Sweet Potato / Imo
Yams and sweet potatoes are something we see often on the Thanksgiving table (candided yams covered in marshmallows) but not so much in candies in the US. In Japan we can find yaki-imo sold by street vendors and in every supermarket. Of course there are imo flavored Kit Kat and granola too! I've heard of sweet potato pies in the states, but here it's more sweet potato pound cake.
Slapping a Jack o' Lantern face on just about anything makes things festive, but I dunno. I like the seasonal fall flavors available in Japan more than American sugar overload. Did I miss one of your favorite fall flavors?

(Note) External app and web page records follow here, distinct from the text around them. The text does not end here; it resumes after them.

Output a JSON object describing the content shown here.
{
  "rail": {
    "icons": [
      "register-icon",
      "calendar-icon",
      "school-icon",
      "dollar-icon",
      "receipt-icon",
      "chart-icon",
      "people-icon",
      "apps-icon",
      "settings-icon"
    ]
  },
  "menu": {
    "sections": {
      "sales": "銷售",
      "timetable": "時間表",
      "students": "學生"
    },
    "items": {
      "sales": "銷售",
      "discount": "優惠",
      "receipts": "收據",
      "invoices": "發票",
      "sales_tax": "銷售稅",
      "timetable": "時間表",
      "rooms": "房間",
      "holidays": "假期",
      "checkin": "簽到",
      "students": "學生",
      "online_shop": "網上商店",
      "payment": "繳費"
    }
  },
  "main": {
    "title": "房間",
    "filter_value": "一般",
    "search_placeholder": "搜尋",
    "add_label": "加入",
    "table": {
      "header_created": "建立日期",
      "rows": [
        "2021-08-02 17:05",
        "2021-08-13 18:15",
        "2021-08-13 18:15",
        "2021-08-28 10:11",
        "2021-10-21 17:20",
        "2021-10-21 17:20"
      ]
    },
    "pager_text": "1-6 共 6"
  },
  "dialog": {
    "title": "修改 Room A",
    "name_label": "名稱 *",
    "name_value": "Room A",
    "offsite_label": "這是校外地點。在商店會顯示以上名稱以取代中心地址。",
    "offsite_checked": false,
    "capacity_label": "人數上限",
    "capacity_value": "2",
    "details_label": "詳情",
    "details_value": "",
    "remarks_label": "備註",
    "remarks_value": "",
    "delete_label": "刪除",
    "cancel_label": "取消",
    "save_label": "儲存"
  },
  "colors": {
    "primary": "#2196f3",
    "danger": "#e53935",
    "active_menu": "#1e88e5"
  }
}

I like snacks, Engrish, cats, plants eating buildings, riding a bike, photography, painting, onsen, traveling, playing board games with my nerdy Japanese husband, and living in Japan. I blog at https://helloalissa.wordpress.com/
I've got to be honest, the yoghurt Cheetos have piqued my curiosity. I am a Cheetos fan though!
OH man, satsumoimo crisps? My kryptonite. They're the type of wonderfully dangerous snack where you eat the whole bag in less than 30 seconds without even thinking about it... and then you go find another bag. This is a treacherous season for me even without the mounds of halloween candy to tempt.
@KpQuePasa Crisps of any kind, yum. Homemade ones are a good option I guess because I have never seen satsuma imo crisps around here, strange. @Tomuu Did you find yoghurt Cheetos on your end of the country? I haven't been tempted to try them, although I tried Strawberry Cheetos years ago and they weren't bad!